── Source material

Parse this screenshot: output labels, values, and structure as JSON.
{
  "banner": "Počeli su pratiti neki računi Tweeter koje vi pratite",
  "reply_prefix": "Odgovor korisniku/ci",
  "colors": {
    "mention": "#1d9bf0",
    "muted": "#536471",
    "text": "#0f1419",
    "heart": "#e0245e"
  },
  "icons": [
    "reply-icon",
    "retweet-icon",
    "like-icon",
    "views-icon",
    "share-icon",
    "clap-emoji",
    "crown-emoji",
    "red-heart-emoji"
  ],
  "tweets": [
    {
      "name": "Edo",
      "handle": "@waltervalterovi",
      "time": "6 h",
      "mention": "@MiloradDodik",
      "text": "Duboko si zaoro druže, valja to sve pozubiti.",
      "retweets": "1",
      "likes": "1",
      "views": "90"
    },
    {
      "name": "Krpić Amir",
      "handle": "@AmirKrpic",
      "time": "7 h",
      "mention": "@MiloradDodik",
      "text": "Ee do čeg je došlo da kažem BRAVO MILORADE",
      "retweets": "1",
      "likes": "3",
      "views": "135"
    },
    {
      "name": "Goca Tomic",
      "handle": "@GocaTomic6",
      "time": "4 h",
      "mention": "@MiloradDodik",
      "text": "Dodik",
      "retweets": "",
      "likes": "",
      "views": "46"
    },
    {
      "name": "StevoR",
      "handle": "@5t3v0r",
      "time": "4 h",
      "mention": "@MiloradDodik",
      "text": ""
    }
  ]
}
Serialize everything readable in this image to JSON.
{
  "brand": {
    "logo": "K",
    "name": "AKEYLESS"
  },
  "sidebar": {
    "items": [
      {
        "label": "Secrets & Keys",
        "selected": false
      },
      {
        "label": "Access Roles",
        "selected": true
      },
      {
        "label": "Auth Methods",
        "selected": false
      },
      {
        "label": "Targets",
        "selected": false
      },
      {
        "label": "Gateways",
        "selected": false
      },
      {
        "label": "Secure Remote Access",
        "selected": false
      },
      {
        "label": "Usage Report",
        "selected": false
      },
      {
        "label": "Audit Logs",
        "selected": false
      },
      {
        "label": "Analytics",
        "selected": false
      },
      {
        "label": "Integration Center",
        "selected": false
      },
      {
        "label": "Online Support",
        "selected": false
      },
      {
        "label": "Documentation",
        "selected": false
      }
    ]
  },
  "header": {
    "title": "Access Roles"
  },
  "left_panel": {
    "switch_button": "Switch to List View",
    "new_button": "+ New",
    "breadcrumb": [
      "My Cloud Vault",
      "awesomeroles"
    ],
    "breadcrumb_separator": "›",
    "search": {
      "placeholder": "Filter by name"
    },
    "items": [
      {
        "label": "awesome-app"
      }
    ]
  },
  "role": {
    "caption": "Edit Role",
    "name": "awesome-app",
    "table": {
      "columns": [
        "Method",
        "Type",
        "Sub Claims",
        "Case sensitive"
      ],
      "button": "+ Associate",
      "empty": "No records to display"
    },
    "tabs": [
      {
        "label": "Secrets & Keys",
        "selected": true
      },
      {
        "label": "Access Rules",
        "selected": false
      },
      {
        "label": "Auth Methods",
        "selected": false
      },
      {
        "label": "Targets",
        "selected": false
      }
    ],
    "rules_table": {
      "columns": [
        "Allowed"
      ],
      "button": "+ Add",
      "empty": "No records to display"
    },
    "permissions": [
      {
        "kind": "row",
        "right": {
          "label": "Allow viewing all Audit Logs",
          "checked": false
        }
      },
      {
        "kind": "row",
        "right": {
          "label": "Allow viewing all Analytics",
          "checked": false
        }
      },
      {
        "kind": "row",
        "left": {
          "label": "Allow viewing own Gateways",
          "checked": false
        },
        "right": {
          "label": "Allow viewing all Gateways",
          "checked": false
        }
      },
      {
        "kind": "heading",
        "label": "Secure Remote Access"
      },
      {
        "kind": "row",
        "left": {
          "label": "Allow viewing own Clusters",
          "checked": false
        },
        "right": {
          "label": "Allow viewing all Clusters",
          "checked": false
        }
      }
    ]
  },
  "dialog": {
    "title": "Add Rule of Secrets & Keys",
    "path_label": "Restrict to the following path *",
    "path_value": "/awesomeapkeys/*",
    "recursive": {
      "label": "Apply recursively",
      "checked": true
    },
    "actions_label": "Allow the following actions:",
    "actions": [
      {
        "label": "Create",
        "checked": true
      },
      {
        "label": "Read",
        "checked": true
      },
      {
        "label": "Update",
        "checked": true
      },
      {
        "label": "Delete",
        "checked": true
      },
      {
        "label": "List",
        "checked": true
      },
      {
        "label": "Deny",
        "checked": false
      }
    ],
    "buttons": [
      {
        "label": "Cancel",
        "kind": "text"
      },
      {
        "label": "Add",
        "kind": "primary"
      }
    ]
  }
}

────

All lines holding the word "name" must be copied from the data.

      "name": "Edo",
      "name": "Krpić Amir",
      "name": "Goca Tomic",
      "name": "StevoR",
    "name": "AKEYLESS"
      "placeholder": "Filter by name"
    "name": "awesome-app",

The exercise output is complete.